How to register as a tax-free charity in the UK
Register an organisation as a charity and you gain tax advantages. The rules governing how to register are complex. Your organisation counts as a charity if you can show it was set up to benefit the public. This might be by relieving hardship, advancing education or religion, or by some other altruistic means. Registered charities are usually free of income, capital gains, or inheritance taxes and do not have to pay stamp duty. They can also gain relief on VAT.
Contact the Charity Commission if your organisation is based in England or Wales. Approach the Office of the Scottish Charity Regulator to register a charity north of the border. A Charity Commission for Northern Ireland exists, but as of 2012 had not yet started its own registration scheme. The website of each organisation gives detailed guidance on registration.
Your organisation is eligible to register as a charity if you can demonstrate it provides a clear public benefit and is not run for profit. As of 2012 in England and Wales, only organisations with an annual income of more than £5,000 were considered eligible.
Seek advice at an early stage of setting up your charity. Charity regulators and the Charity Information Bureau (CiB) both provide briefing materials and examples for you to consult. Contact other charitable organisations in your field to get the benefit of their experience too.
Before registering a charity, you must choose a name for it. The Directgov website suggests you choose something "individual, memorable and easy to say." You must ensure the name is not the same as, or too-similar to, that of another charity. The regulators' websites have search boxes to let you quickly check the name you favour.
Appoint trustees, volunteers to take responsibility for the new charity. Trustees must be prepared to answer under the law for any financial irregularities in the organisation or any crime committed by someone acting for the charity. Trustees may also face civil law challenges over matters such as leases, contracts, or other claims made against the organisation.
Trustees must agree a governing document, explaining how the charity is organised, how it will carry out its work and how it will achieve its aims. There are different types of governing document. Yours may be a constitution, a trust deed, or a memorandum and articles of association.

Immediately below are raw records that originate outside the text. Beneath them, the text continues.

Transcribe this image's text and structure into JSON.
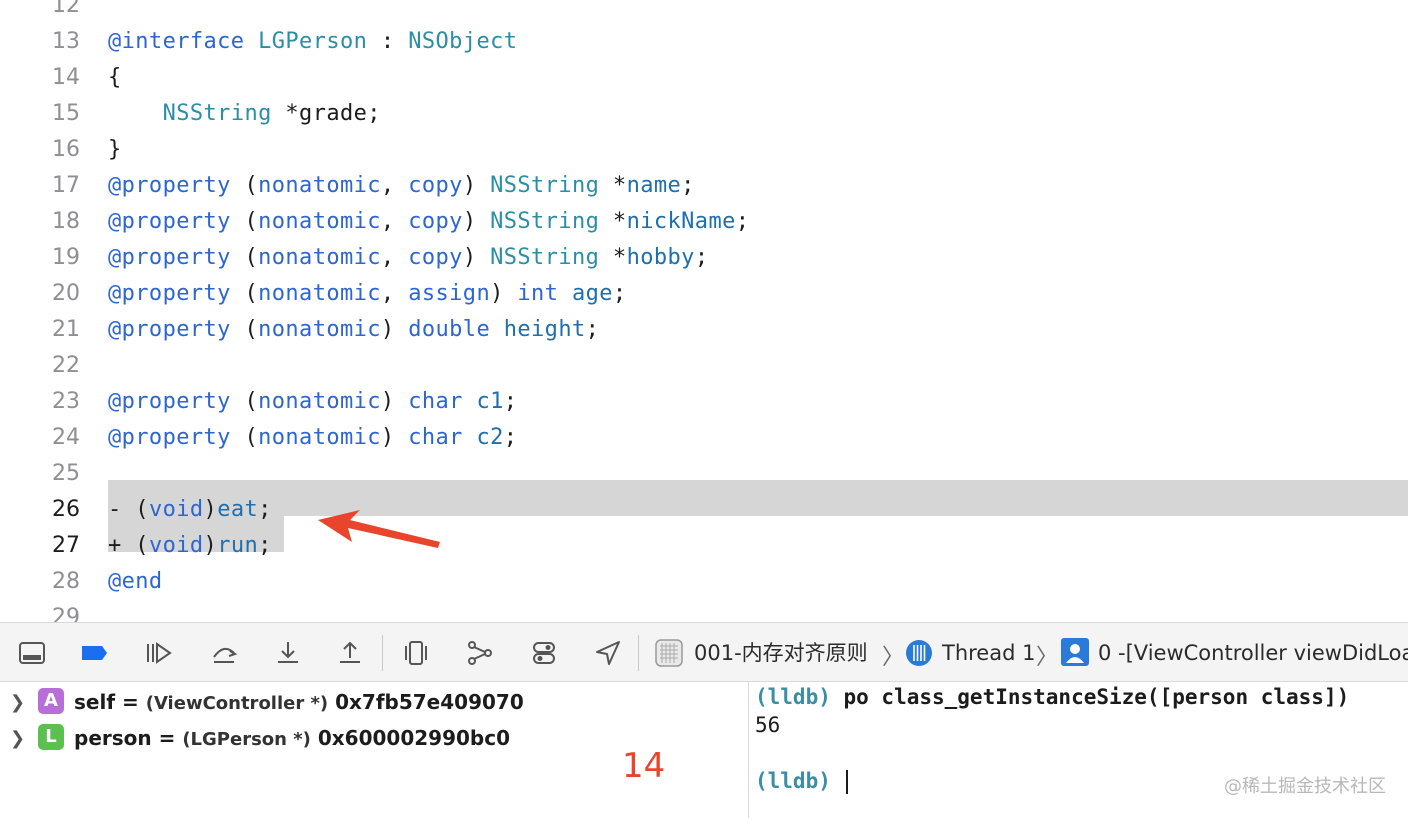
{
  "editor": {
    "lines": [
      {
        "n": "12",
        "tokens": []
      },
      {
        "n": "13",
        "tokens": [
          {
            "t": "@interface",
            "c": "kw"
          },
          {
            "t": " "
          },
          {
            "t": "LGPerson",
            "c": "ty"
          },
          {
            "t": " : "
          },
          {
            "t": "NSObject",
            "c": "ty"
          }
        ]
      },
      {
        "n": "14",
        "tokens": [
          {
            "t": "{"
          }
        ]
      },
      {
        "n": "15",
        "tokens": [
          {
            "t": "    "
          },
          {
            "t": "NSString",
            "c": "ty"
          },
          {
            "t": " *grade;"
          }
        ]
      },
      {
        "n": "16",
        "tokens": [
          {
            "t": "}"
          }
        ]
      },
      {
        "n": "17",
        "tokens": [
          {
            "t": "@property",
            "c": "kw"
          },
          {
            "t": " ("
          },
          {
            "t": "nonatomic",
            "c": "kw"
          },
          {
            "t": ", "
          },
          {
            "t": "copy",
            "c": "kw"
          },
          {
            "t": ") "
          },
          {
            "t": "NSString",
            "c": "ty"
          },
          {
            "t": " *"
          },
          {
            "t": "name",
            "c": "id"
          },
          {
            "t": ";"
          }
        ]
      },
      {
        "n": "18",
        "tokens": [
          {
            "t": "@property",
            "c": "kw"
          },
          {
            "t": " ("
          },
          {
            "t": "nonatomic",
            "c": "kw"
          },
          {
            "t": ", "
          },
          {
            "t": "copy",
            "c": "kw"
          },
          {
            "t": ") "
          },
          {
            "t": "NSString",
            "c": "ty"
          },
          {
            "t": " *"
          },
          {
            "t": "nickName",
            "c": "id"
          },
          {
            "t": ";"
          }
        ]
      },
      {
        "n": "19",
        "tokens": [
          {
            "t": "@property",
            "c": "kw"
          },
          {
            "t": " ("
          },
          {
            "t": "nonatomic",
            "c": "kw"
          },
          {
            "t": ", "
          },
          {
            "t": "copy",
            "c": "kw"
          },
          {
            "t": ") "
          },
          {
            "t": "NSString",
            "c": "ty"
          },
          {
            "t": " *"
          },
          {
            "t": "hobby",
            "c": "id"
          },
          {
            "t": ";"
          }
        ]
      },
      {
        "n": "20",
        "tokens": [
          {
            "t": "@property",
            "c": "kw"
          },
          {
            "t": " ("
          },
          {
            "t": "nonatomic",
            "c": "kw"
          },
          {
            "t": ", "
          },
          {
            "t": "assign",
            "c": "kw"
          },
          {
            "t": ") "
          },
          {
            "t": "int",
            "c": "kw"
          },
          {
            "t": " "
          },
          {
            "t": "age",
            "c": "id"
          },
          {
            "t": ";"
          }
        ]
      },
      {
        "n": "21",
        "tokens": [
          {
            "t": "@property",
            "c": "kw"
          },
          {
            "t": " ("
          },
          {
            "t": "nonatomic",
            "c": "kw"
          },
          {
            "t": ") "
          },
          {
            "t": "double",
            "c": "kw"
          },
          {
            "t": " "
          },
          {
            "t": "height",
            "c": "id"
          },
          {
            "t": ";"
          }
        ]
      },
      {
        "n": "22",
        "tokens": []
      },
      {
        "n": "23",
        "tokens": [
          {
            "t": "@property",
            "c": "kw"
          },
          {
            "t": " ("
          },
          {
            "t": "nonatomic",
            "c": "kw"
          },
          {
            "t": ") "
          },
          {
            "t": "char",
            "c": "kw"
          },
          {
            "t": " "
          },
          {
            "t": "c1",
            "c": "id"
          },
          {
            "t": ";"
          }
        ]
      },
      {
        "n": "24",
        "tokens": [
          {
            "t": "@property",
            "c": "kw"
          },
          {
            "t": " ("
          },
          {
            "t": "nonatomic",
            "c": "kw"
          },
          {
            "t": ") "
          },
          {
            "t": "char",
            "c": "kw"
          },
          {
            "t": " "
          },
          {
            "t": "c2",
            "c": "id"
          },
          {
            "t": ";"
          }
        ]
      },
      {
        "n": "25",
        "tokens": []
      },
      {
        "n": "26",
        "cur": true,
        "tokens": [
          {
            "t": "- ("
          },
          {
            "t": "void",
            "c": "kw"
          },
          {
            "t": ")"
          },
          {
            "t": "eat",
            "c": "id"
          },
          {
            "t": ";"
          }
        ]
      },
      {
        "n": "27",
        "cur": true,
        "tokens": [
          {
            "t": "+ ("
          },
          {
            "t": "void",
            "c": "kw"
          },
          {
            "t": ")"
          },
          {
            "t": "run",
            "c": "id"
          },
          {
            "t": ";"
          }
        ]
      },
      {
        "n": "28",
        "tokens": [
          {
            "t": "@end",
            "c": "kw"
          }
        ]
      },
      {
        "n": "29",
        "tokens": []
      }
    ]
  },
  "toolbar": {
    "icons": [
      "hide-debug-area-icon",
      "breakpoints-toggle-icon",
      "continue-icon",
      "step-over-icon",
      "step-into-icon",
      "step-out-icon",
      "view-hierarchy-icon",
      "memory-graph-icon",
      "environment-overrides-icon",
      "simulate-location-icon"
    ],
    "crumb_project": "001-内存对齐原则",
    "crumb_thread": "Thread 1",
    "crumb_frame": "0 -[ViewController viewDidLoa"
  },
  "variables": [
    {
      "badge": "A",
      "badge_color": "#b76ed6",
      "name": "self",
      "eq": " = ",
      "type": "(ViewController *)",
      "value": " 0x7fb57e409070"
    },
    {
      "badge": "L",
      "badge_color": "#5cbf50",
      "name": "person",
      "eq": " = ",
      "type": "(LGPerson *)",
      "value": " 0x600002990bc0"
    }
  ],
  "annotation": {
    "count": "14",
    "color": "#e8452c"
  },
  "console": {
    "prompt": "(lldb)",
    "command": " po class_getInstanceSize([person class])",
    "result": "56",
    "prompt2": "(lldb)"
  },
  "watermark": "@稀土掘金技术社区",
  "colors": {
    "keyword": "#2d66d2",
    "type": "#2a8fa6",
    "identifier": "#1d6fb0",
    "highlight": "#d6d6d6",
    "arrow": "#e8452c"
  }
}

The CiB's website provides guidance on which type to choose.
Fill in the application form provided by the charity regulator. Each trustee must sign a declaration in support of your application. Supply evidence to show proof of income and how your charity benefits the public, such as a case study about a successful project. Include a copy of your organisation's governing document with your application.